“Initiate the conversation and then be prepared to answer these same questions about yourself,” says Vesey.

When you are having face-to-face conversations, remember the high importance of eye contact, says Vesey. If this is difficult for you, then you will need to consciously practice until you are comfortable with giving people eye contact. “This may sound ridiculous, but practice looking yourself in the eyes in the mirror,” she says.

Another simple thing to do is smile. “People do business with people they like and who they perceive as friendly,” notes Vesey. “Smiling also puts other people at ease, and makes you much more approachable.”

Techies should also be aware that telephone skills are important, as well.

“When you are on the phone, do not do other activities at the same time,” emphasizes Vesey. “Do not go through emails, eat or drink. You will not be giving the caller your full attention, and they will know it. This will be a poor reflection on your part.”

Vesey points out that when you leave voice messages, be sure to say your name, your company name and give your call back number slowly and clearly. It is very irritating when someone must play back your message a number of times to retrieve the information. Do not assume that people know who you are or remember your number.

Another irritant occurs during a business meeting when a cell phone goes off. “Your cell phone should never be heard during a business meeting, meal or presentation,” declares Vesey. “Put it on vibrate or turn it off.”

Just because you are a techie doesn’t mean you cannot communicate. Like anything else, though, to improve upon something you need to work at it.

 

Making Sure Your Emails See the Light of Day

Posted By Laurie Richards on July 8, 2015 in Customer Service

While there are many tips on e-mail writing, what is often overlooked in the larger scheme of things is the fact that thousands of e-mails everyday are not even read. Barely glanced at. Indeed, not even opened. So how do you make sure that your e-mails are seeing the light of day?

Before the advent of e-mail, many workers – and even managers – were able to get away with putting only the most important things in writing. Today, people at all levels of an organization communicate through writing, especially on the Internet. Some more effectively than others.

This much writing causes two problems:

First, most of us are better at saying it in person and on the phone than in writing. We talk all day. We have more practice at it. And, yes, practice makes perfect (or at least better).

Second, we’re all inundated with more than we could ever possibly read. That means your reader may not read your stuff!

What to do? Here are five reader friendly tips to make sure that your writing gets read.

  1. Make your subject line interesting. “Health Insurance” e-mails go in the “later” pile. “Friday deadline for health insurance” gets read. Take a second look at your subject line. Would you read an e-mail with that subject line?
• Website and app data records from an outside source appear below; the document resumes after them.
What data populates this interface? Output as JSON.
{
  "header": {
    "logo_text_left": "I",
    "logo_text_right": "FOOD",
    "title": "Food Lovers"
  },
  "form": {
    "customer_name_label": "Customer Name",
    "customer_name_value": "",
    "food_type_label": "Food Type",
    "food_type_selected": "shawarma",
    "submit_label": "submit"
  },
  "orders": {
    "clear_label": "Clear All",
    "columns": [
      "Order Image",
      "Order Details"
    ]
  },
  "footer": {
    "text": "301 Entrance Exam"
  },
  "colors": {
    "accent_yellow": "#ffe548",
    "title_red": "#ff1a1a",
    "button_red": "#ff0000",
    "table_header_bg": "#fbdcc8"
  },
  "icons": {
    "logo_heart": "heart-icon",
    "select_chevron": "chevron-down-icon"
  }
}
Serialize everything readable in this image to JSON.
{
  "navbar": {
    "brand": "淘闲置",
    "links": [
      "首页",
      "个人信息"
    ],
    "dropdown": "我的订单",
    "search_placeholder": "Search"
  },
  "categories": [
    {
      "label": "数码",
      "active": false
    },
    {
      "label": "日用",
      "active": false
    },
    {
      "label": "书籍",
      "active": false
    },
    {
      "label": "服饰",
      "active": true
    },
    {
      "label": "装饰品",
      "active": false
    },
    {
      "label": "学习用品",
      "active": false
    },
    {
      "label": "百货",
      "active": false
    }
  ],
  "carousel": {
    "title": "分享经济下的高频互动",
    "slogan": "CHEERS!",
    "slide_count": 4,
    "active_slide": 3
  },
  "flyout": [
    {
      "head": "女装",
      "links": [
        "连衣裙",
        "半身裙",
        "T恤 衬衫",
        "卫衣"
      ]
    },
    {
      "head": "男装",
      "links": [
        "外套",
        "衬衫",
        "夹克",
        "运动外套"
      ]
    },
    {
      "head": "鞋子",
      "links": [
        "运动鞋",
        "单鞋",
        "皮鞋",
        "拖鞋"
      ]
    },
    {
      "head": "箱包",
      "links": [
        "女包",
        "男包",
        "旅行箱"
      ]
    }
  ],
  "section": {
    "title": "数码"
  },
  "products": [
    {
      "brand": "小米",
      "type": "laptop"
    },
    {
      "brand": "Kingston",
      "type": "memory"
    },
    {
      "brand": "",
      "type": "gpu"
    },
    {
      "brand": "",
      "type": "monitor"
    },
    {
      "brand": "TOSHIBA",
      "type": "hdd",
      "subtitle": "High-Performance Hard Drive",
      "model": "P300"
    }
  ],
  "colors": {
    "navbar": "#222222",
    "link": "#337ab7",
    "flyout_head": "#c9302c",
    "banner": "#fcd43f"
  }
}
Will your reader read it?
  2. Think “Executive Summary.” Give your reader the bottom-line before getting into your rationale and what leads you to your decision. If they want more information, they’ll ask for it. If necessary, include a resource, websites, and other resource information that your reader can consider for more details.
  3. Make responding easy – and if a response is required, make that clear. Using phrasing such as “Unless I hear differently from you by Friday, I’ll move forward with Option B,” make it less likely that you’ll miss deadlines. Ask the reader to respond by writing “I vote yes” or another appropriate phrase in the subject line. It makes it easy for the reader- and for you!
  4. Make it visual. The average reader spends less than four seconds on your one-page document. Using bold subheads including Recommendation: and Summary: and Next Steps: ensures the reader will get the most critical information.
  5. Use short paragraphs and bullet points. It’s faster and easier for your reader when type is surrounded by white space. Paragraphs should be no longer than five lines. Double-space between paragraphs and bullet points.

With more and more companies relying on e-mail messaging, it is imperative that your message is clear and concise – and is read!